Spectre starring Daniel Craig, Lea Seydoux, Christoph Waltz and Dave Bautista
Warning: Major Spoilers
The expectation for a bond film had never been higher. Skyfall was a record breaking entry that set the bar pretty high in terms of quality – there’s a reason it came top of my Best bonds list – beautifully directed, with a great theme song, an unsettling performance from Javier Bardem and a marvellous final set piece, it was excellent. So did Spectre live up to the hype?
The start is very promising, as it begins with arguably the best opening sequence as Bond stalks a target through the ‘Day of the Dead’ festival in Mexico City in one stylish tracking shot that shows director Sam Mendes hasn’t lost any of his touch. The highlight of the opening sequence is a spectacular prolonged fight aboard a helicopter – which is the first of this films major strength – it’s set pieces. The one problem I had with Skyfall was that the set pieces were infrequent and the opening bike chase in Istanbul was pretty dull – which is a problem when you don’t have too many action pieces in a film. Spectre is far more ambitious – it’s set pieces are bigger and more numerous – though as a consequence it loses some of the careful plotting that helped Skyfall build up to its spectacular finale.
The opening titles are among the best I can remember in a bond film – whatever you think of Sam Smith’s ‘Writing’s on the Wall’ (personally I like it, though he’s no Adele) it fits in perfectly with the stylish visuals. It also features the first of many references back to the previous Craig films – as images of Silva and M fleetingly pass by. This film has more continuity with previous films than the series has gone for since Connery and Lazenby battled Blofeld and Spectre (in its first incarnation) repeatedly in the original 7 bond films.

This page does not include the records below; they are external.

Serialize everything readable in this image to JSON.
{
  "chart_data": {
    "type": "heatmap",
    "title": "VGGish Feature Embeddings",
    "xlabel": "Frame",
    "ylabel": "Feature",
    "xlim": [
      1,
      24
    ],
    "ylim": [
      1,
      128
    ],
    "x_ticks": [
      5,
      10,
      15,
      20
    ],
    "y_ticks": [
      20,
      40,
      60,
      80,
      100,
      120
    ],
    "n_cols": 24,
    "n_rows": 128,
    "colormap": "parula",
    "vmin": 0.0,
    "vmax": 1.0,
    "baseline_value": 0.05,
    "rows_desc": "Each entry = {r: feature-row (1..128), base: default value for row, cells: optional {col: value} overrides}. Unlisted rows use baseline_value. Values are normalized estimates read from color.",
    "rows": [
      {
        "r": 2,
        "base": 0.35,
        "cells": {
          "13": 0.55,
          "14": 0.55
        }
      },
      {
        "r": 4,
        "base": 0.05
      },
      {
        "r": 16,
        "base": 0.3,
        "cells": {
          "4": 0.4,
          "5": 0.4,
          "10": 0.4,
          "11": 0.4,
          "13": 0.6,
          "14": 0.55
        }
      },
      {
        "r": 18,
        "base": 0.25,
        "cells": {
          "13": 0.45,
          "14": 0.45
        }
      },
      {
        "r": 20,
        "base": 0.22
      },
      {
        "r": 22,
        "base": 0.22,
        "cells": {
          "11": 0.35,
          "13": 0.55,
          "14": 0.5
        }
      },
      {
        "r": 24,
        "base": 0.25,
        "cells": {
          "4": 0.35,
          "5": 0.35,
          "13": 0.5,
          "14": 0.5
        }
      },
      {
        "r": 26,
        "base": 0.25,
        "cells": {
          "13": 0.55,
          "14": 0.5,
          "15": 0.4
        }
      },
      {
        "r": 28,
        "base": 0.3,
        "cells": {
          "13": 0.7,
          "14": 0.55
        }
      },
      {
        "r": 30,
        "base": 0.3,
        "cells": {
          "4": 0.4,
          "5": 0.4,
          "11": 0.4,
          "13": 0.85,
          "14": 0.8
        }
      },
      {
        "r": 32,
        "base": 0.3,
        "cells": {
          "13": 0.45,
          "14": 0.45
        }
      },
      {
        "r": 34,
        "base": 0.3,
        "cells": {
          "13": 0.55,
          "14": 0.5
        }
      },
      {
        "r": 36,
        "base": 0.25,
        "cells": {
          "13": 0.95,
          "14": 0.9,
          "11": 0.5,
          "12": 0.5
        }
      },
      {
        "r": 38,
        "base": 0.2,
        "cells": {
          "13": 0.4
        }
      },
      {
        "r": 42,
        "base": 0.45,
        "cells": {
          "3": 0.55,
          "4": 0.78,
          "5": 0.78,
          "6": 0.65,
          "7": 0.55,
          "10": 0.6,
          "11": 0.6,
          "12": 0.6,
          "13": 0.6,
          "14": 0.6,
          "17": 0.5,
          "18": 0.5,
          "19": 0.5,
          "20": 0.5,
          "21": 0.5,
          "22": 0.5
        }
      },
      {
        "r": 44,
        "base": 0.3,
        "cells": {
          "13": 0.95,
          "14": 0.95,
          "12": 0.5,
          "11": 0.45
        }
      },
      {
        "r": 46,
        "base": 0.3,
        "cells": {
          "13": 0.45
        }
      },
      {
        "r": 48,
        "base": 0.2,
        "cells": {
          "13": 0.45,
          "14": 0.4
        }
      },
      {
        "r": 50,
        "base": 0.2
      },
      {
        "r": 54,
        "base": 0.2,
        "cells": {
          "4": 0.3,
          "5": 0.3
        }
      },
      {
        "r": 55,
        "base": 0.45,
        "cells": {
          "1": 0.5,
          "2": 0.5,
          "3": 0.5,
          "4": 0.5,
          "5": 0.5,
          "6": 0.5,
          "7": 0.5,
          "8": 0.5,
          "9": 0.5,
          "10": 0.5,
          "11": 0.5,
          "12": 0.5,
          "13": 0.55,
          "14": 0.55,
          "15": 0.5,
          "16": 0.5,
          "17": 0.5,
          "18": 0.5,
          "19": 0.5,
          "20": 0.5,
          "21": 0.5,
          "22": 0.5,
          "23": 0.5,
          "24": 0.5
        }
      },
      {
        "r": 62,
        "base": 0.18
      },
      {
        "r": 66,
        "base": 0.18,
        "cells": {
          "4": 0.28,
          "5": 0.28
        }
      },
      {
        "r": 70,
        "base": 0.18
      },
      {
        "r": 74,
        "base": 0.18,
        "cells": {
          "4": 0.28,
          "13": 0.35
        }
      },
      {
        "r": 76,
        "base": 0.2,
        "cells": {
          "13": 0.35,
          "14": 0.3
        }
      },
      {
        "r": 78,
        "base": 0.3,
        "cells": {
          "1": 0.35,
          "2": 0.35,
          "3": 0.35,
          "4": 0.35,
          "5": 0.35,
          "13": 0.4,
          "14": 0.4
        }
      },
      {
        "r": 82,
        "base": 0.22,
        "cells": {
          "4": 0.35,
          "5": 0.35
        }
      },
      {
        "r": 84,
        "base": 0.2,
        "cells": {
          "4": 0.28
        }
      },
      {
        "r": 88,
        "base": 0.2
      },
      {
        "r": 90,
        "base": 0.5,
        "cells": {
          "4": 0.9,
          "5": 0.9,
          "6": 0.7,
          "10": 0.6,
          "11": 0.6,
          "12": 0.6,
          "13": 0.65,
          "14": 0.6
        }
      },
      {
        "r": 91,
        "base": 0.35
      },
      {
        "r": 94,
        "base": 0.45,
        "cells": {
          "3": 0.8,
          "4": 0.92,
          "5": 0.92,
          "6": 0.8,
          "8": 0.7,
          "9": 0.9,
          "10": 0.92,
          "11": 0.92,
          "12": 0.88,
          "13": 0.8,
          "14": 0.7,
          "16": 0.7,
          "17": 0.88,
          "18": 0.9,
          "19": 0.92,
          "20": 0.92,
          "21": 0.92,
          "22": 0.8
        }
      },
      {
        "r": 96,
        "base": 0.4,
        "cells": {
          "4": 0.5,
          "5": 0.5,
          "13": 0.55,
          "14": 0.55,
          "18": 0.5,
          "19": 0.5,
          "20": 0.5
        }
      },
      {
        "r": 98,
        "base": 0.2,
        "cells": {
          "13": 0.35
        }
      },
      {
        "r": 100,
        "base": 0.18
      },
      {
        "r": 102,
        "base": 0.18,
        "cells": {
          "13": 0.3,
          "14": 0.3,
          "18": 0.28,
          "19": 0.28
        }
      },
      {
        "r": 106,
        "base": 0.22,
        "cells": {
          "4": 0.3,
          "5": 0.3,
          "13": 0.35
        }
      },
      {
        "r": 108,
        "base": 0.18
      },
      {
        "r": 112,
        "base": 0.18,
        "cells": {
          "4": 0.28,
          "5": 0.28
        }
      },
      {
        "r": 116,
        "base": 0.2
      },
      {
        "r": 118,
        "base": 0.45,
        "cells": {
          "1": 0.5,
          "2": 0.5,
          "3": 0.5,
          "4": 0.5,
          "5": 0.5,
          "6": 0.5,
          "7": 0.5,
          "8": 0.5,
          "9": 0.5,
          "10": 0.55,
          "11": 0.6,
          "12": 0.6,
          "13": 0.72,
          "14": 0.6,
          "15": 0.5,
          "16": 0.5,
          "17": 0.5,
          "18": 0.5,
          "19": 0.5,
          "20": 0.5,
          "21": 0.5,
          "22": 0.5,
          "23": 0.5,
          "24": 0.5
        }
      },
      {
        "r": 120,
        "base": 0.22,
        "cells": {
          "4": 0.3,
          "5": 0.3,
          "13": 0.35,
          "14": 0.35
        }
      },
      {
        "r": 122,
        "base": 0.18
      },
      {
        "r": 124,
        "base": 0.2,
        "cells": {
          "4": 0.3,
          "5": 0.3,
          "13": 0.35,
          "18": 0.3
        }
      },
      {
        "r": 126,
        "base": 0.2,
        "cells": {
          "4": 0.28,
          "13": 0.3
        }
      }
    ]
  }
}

The new ‘Spectre’ links all the villains from the previous Craig films – Le Chiffre, Mr White, Green, Silva – through its own villain in Franz Obenhauser and this helps the film feel like the culmination of Craig’s story arc.
Christoph Waltz gets even less screentime as Obenhauser than Javier Bardem in Skyfall, though his creepy, understated performance is effective. His childhood connection to Bond isn’t as effective as you’d hope (we could have really used a flashback during the sequence in Morocco – although the film is already a long one so I understand why they didn’t). Fortunately he is backed up not only by the rest of the Spectre organisation but a superb pair of supporting villains – Andrew Scott as a amoral civil servant trying to scrap the 00 section (and sharing more than a few pointed confrontations with Ralph Fiennes’ M) and Dave Bautista’s humourless henchman Mr Hinx (who has about 1 line of dialogue but is still the most memorable henchman since Jaws or Oddjob).
Hinx is one of the best things in the film (and also the reason it shouldn’t be a 12A – his level of brutality is well above that). After a Game of Thrones style execution of a Spectre member he has 3 confrontations with Bond – in two vehicle chases (including a car with gadgets for the first time in the Craig era), in Rome and Austria, before a truly brutal train fight with Bond in Morocco – it’s rare to see Bond outmatched in combat, but even with help from Lea Seydoux’s Madeline Swann he barely survives a bout with Hinx – a sequence which left most people in the cinema breathless, and seemed even more brutal by the lack of any music. Speaking of music, Thomas Newman’s effective score last time is replaced by a far more pulsating, bombastic accompaniment on this occasion. The film loses something after Hinx’s inevitable exit, while the finale in London works, Waltz isn’t as menacing without Hinx and the Morocco section is probably the weakest part of the film.
Lea Seydoux is easily the best Bond girl since Eva Green and the rest of the actors all give their best. I particularly liked Q’s interactions with M and Bond, showing even more how well suited Ben Whishaw is to the role. Naomie Harris’ Moneypenny has also had more to do in two films than the other versions did in 20. I like the MI6 ensemble so I’m not complaining that this film gave them a bit more to do. I also hope this is Craig’s last film – not because he’s bad, far from it he’s probably the best of the lot (yes even better than Connery – after all Craig’s never had a bad performance whereas Connery was downright terrible in Diamonds are forever) but because the ending of this film (and the overall feel of it) was a perfect way for him to end his tenure.
Overall, Spectre boasts some fantastic set pieces and some terrific performances and ties the four Craig films together perfectly – however the film itself lacks Skyfall’s cohesion in the second half. Its not a flawless effort, but its a highly enjoyable one.
Rating: 4.5 out of 5
For anyone wondering how Spectre fits into my Best and Worst Bond films – it would come 4th, behind Skyfall, Goldfinger and Casino Royale. However while it may not be the best Bond film, it might just be my favourite.